Your task: Go through the listing below and list every line with "身份证号".
=== Exercise material ===
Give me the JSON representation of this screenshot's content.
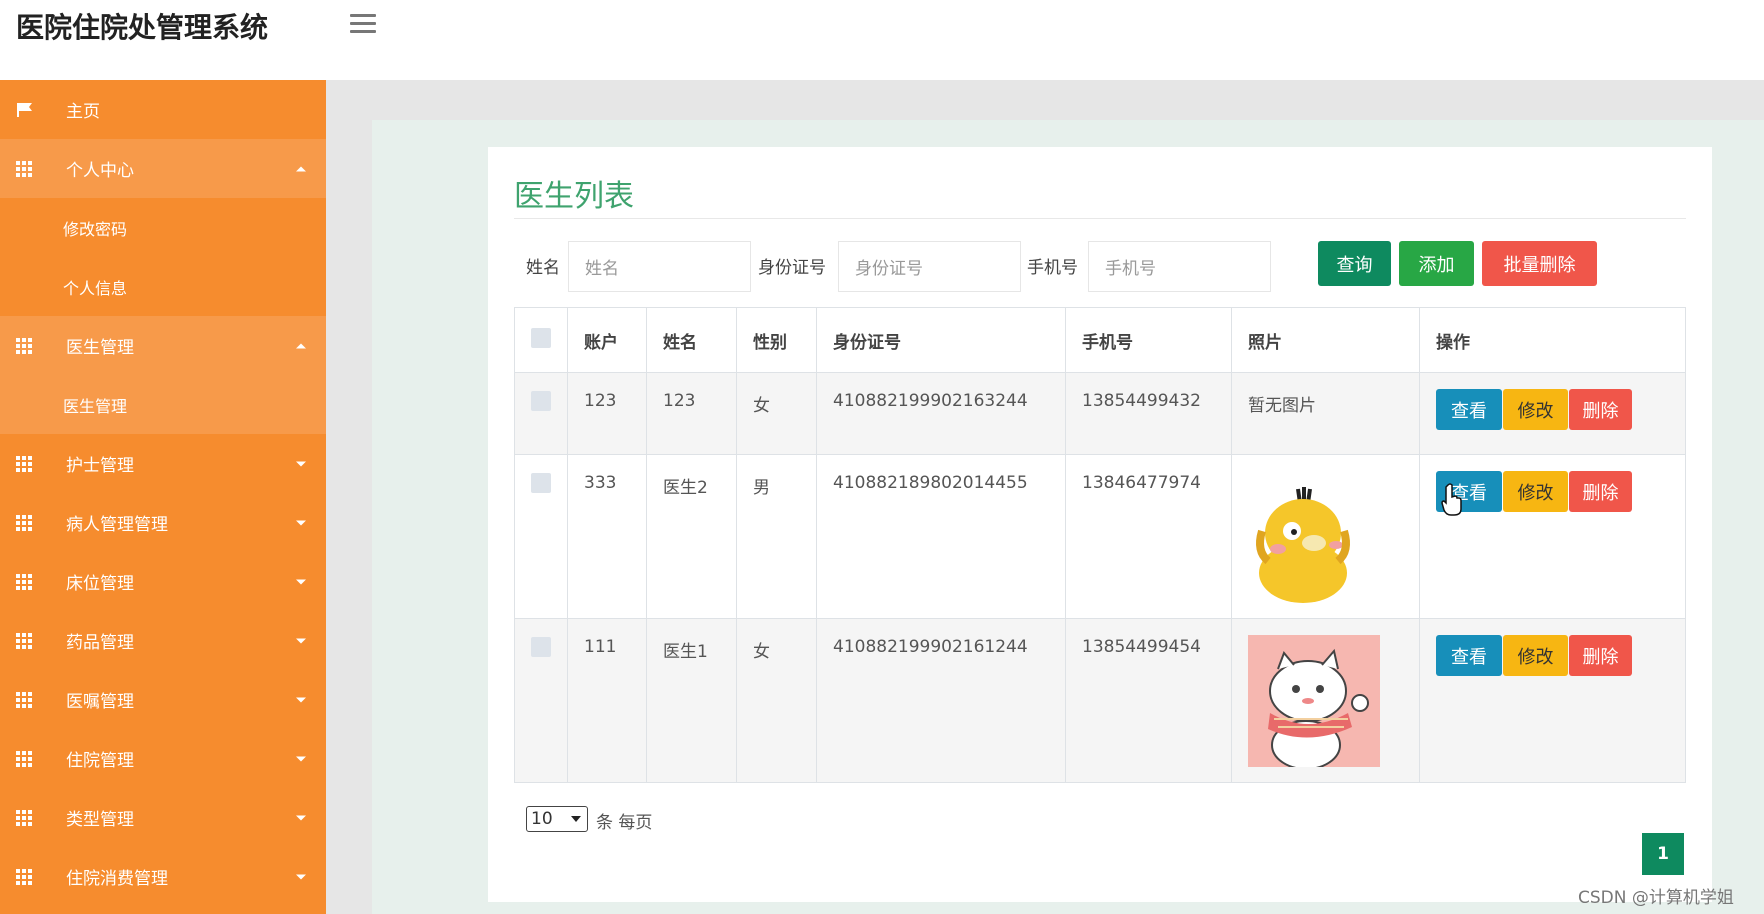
{
  "app": {
    "title": "医院住院处管理系统"
  },
  "sidebar": {
    "items": [
      {
        "label": "主页",
        "icon": "flag-icon"
      },
      {
        "label": "个人中心",
        "icon": "grid-icon",
        "expanded": true,
        "children": [
          "修改密码",
          "个人信息"
        ]
      },
      {
        "label": "医生管理",
        "icon": "grid-icon",
        "expanded": true,
        "children": [
          "医生管理"
        ]
      },
      {
        "label": "护士管理",
        "icon": "grid-icon"
      },
      {
        "label": "病人管理管理",
        "icon": "grid-icon"
      },
      {
        "label": "床位管理",
        "icon": "grid-icon"
      },
      {
        "label": "药品管理",
        "icon": "grid-icon"
      },
      {
        "label": "医嘱管理",
        "icon": "grid-icon"
      },
      {
        "label": "住院管理",
        "icon": "grid-icon"
      },
      {
        "label": "类型管理",
        "icon": "grid-icon"
      },
      {
        "label": "住院消费管理",
        "icon": "grid-icon"
      }
    ]
  },
  "main": {
    "title": "医生列表",
    "search": {
      "name_label": "姓名",
      "name_placeholder": "姓名",
      "id_label": "身份证号",
      "id_placeholder": "身份证号",
      "phone_label": "手机号",
      "phone_placeholder": "手机号",
      "query_btn": "查询",
      "add_btn": "添加",
      "batch_delete_btn": "批量删除"
    },
    "table": {
      "headers": [
        "账户",
        "姓名",
        "性别",
        "身份证号",
        "手机号",
        "照片",
        "操作"
      ],
      "rows": [
        {
          "account": "123",
          "name": "123",
          "gender": "女",
          "id_number": "410882199902163244",
          "phone": "13854499432",
          "photo": "暂无图片"
        },
        {
          "account": "333",
          "name": "医生2",
          "gender": "男",
          "id_number": "410882189802014455",
          "phone": "13846477974",
          "photo": "yellow-duck-sticker"
        },
        {
          "account": "111",
          "name": "医生1",
          "gender": "女",
          "id_number": "410882199902161244",
          "phone": "13854499454",
          "photo": "cat-with-scarf-sticker"
        }
      ],
      "actions": {
        "view": "查看",
        "edit": "修改",
        "delete": "删除"
      }
    },
    "pager": {
      "page_size": "10",
      "page_size_label": "条 每页",
      "current_page": "1"
    }
  },
  "watermark": "CSDN @计算机学姐",
  "colors": {
    "sidebar": "#f68c2e",
    "sidebar_open": "#f79a4a",
    "title_green": "#3fa36e",
    "query": "#0e8a5f",
    "add": "#28a745",
    "batch_delete": "#f0564a",
    "view": "#178fba",
    "edit": "#f7b612",
    "delete": "#f0564a"
  }
}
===
Output:
      "id_label": "身份证号",
      "id_placeholder": "身份证号",
        "身份证号",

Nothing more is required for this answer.